The original assumptions in planning for COVID-19 in the UK were that a very large number of people would get it. It was known at that time that it was deadly for many older and disabled people. Presumably the plan was to keep older and disabled people, particularly hundreds of thousands of older people who receive social care, safe from infection. That could only ever have been done through a massive programme of safety equipment (PPE) and testing. That we are still playing catch-up on PPE and only a tiny number of the people who care for older and disabled people have been tested, gives the impression that as a nation we have abandoned a whole section of society to this illness. Nearly 1,000 people a day are dying in hospital, but we don’t even know how many are dying in care homes – don’t they count?
The government has, quite rightly, said it will do ‘whatever it takes’ to keep the NHS going through COVID-19. This isn’t just a message from Health ministers but from the Chancellor and the PM. We have not yet heard ‘whatever it takes’ to keep social care going.
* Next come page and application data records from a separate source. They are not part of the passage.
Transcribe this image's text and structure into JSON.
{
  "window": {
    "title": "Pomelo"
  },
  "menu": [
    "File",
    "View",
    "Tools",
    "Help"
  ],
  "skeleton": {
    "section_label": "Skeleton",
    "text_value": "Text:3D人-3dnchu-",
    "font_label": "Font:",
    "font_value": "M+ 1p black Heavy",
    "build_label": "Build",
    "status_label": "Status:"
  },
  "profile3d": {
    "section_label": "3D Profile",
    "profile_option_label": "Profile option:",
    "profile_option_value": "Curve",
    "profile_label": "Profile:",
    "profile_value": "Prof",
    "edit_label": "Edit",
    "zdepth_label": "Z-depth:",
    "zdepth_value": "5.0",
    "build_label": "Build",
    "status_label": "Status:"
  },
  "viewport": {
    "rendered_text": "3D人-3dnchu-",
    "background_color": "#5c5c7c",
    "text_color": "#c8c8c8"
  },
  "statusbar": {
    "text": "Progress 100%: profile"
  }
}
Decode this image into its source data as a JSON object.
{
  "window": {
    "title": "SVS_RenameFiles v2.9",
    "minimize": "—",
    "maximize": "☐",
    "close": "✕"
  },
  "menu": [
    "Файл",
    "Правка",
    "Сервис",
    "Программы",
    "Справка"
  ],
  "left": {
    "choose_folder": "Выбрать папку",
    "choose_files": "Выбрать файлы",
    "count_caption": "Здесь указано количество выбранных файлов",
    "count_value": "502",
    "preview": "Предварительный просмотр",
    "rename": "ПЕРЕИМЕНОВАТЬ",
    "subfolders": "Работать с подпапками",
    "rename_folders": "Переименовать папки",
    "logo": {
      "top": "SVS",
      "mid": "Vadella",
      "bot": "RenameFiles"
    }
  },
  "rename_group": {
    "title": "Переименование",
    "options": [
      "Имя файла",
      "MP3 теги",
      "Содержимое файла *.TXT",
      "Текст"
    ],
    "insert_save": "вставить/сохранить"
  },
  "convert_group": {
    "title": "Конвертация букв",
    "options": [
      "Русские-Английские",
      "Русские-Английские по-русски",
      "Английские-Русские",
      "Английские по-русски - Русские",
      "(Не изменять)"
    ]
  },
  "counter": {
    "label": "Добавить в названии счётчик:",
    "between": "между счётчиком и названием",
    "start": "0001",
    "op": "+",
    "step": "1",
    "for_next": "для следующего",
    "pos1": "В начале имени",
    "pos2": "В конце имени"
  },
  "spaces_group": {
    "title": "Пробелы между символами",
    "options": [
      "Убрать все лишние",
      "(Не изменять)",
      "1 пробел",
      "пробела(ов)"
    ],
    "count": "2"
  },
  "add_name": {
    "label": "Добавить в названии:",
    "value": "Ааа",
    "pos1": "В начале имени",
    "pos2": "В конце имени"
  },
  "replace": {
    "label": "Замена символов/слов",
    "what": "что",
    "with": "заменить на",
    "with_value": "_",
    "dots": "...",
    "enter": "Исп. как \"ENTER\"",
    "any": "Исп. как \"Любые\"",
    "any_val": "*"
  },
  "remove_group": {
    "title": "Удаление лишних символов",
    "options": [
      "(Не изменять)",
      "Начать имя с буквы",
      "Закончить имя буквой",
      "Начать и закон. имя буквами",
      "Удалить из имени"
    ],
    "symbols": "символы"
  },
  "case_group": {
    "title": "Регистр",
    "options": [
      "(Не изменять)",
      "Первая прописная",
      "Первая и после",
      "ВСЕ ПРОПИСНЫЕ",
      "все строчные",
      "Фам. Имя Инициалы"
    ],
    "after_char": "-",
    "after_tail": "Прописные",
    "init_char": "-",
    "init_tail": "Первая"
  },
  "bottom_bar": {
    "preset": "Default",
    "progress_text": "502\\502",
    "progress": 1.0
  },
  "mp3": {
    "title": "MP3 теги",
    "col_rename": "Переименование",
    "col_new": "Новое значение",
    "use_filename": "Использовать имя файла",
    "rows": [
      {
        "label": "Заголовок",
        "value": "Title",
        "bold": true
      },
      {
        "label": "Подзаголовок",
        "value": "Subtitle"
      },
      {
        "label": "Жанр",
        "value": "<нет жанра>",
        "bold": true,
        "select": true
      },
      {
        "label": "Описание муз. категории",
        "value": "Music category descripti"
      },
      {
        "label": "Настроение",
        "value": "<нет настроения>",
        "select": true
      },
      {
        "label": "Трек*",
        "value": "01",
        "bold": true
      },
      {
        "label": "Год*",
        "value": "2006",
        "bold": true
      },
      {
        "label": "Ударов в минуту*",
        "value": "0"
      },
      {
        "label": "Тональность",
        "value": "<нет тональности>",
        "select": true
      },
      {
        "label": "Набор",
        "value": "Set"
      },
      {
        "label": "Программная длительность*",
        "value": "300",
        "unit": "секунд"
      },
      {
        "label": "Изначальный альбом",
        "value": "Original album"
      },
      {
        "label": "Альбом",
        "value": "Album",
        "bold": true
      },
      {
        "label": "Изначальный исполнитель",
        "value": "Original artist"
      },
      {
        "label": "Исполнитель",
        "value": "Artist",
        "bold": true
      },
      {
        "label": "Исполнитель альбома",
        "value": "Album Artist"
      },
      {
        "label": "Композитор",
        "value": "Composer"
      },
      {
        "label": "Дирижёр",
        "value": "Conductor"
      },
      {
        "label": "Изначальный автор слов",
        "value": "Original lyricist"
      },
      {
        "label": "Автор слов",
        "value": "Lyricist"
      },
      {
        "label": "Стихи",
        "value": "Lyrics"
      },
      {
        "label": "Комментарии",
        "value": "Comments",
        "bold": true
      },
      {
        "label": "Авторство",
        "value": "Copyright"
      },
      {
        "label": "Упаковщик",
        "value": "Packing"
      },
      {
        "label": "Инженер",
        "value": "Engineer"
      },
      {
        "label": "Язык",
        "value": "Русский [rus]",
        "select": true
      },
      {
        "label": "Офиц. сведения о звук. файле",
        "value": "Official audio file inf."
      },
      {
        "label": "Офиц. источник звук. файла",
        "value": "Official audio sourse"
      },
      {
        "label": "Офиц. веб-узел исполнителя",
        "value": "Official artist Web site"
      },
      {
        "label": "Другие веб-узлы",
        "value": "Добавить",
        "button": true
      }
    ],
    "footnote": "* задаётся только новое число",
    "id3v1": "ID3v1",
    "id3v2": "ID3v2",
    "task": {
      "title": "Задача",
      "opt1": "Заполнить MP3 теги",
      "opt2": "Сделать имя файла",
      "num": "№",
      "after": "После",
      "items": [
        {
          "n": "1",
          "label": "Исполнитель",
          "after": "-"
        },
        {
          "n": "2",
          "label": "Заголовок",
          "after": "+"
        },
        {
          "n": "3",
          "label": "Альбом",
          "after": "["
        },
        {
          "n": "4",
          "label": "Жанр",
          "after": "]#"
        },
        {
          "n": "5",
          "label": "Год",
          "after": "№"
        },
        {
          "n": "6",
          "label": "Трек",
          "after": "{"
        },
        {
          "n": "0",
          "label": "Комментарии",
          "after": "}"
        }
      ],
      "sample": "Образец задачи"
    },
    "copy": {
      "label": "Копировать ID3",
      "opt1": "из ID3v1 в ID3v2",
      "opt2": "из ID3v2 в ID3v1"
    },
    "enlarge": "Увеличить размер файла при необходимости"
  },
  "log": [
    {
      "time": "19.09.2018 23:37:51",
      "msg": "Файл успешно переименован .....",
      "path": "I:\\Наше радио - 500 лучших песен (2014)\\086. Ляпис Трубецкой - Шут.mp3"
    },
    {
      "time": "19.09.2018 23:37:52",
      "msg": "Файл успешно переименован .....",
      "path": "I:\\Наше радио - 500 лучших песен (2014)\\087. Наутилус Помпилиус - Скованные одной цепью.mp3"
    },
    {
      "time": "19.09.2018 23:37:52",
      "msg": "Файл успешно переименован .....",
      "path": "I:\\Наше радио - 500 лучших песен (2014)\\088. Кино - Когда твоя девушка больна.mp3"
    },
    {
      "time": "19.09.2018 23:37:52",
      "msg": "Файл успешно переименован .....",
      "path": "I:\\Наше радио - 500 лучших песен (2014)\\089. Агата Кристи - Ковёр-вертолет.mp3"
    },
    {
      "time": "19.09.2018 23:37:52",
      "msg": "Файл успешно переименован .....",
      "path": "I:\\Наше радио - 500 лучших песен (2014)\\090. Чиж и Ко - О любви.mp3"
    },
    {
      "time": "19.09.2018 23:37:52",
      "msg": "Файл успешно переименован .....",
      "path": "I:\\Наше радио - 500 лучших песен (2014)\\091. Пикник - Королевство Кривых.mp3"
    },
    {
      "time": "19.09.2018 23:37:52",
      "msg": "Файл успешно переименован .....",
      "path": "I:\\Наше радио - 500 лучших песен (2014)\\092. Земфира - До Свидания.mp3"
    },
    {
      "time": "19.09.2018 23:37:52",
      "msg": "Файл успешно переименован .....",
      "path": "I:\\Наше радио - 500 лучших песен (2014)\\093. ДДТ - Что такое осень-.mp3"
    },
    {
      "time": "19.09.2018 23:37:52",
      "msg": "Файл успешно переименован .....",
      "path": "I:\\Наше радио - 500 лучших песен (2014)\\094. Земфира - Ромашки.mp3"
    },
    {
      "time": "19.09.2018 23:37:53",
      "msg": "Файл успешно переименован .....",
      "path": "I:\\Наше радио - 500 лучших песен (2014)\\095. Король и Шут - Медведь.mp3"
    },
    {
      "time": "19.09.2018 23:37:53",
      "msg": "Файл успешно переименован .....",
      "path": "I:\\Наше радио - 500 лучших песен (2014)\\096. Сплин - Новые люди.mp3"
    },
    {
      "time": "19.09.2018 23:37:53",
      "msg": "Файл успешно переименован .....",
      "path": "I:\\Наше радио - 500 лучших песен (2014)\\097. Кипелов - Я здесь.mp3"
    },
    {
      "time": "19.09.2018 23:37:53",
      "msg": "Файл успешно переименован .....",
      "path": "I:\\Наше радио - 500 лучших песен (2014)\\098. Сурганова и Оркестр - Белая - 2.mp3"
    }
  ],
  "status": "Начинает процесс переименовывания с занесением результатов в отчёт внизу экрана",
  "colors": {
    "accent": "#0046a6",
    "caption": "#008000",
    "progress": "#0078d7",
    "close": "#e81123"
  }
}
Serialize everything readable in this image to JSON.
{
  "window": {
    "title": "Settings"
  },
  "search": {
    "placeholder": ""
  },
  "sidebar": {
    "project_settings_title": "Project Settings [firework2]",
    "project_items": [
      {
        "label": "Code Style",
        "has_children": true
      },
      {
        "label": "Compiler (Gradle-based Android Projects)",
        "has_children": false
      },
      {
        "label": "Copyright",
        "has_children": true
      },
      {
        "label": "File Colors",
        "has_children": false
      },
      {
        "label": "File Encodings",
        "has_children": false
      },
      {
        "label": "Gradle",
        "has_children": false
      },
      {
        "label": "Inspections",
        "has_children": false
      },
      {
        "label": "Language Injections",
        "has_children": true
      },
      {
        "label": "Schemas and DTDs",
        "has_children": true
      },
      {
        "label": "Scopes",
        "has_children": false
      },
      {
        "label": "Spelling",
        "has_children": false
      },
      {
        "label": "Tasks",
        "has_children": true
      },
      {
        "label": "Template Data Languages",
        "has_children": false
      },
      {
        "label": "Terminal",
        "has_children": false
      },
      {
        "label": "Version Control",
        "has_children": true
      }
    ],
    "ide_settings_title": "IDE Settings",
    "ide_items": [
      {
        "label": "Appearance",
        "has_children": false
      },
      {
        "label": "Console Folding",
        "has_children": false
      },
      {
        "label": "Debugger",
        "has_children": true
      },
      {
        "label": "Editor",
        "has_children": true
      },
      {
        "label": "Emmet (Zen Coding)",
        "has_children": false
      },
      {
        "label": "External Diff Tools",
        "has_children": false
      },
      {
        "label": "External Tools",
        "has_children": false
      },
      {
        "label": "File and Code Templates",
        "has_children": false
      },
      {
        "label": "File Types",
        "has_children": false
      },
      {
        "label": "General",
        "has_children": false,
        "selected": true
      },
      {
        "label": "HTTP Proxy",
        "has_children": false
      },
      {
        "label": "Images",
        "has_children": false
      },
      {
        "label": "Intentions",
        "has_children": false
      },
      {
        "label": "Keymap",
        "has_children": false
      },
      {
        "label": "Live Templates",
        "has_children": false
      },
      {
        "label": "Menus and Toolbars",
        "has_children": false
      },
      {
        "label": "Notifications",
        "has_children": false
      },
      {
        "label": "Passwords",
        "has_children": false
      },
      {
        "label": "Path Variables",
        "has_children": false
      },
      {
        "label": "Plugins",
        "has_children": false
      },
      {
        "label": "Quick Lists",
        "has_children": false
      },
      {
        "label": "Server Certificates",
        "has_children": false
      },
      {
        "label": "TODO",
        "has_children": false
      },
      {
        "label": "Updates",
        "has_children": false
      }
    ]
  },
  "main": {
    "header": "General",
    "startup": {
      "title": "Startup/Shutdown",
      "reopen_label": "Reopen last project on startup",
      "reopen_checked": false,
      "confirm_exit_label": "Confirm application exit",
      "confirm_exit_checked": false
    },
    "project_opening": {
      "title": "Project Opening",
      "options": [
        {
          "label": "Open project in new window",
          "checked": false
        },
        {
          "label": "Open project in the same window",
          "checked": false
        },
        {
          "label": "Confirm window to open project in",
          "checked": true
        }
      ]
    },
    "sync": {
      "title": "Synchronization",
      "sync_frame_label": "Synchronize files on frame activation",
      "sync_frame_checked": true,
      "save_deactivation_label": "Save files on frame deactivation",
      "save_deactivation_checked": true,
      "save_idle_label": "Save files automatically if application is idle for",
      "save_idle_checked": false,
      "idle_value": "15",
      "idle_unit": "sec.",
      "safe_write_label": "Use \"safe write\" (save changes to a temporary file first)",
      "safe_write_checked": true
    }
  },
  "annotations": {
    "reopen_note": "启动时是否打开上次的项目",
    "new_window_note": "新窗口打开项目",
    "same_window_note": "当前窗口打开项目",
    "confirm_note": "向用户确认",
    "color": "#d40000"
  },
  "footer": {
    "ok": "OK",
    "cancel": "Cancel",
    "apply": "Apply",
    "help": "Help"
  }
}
Put another way, we need the government to say, from the top down, ‘We will do whatever it takes to keep older and disabled people alive’.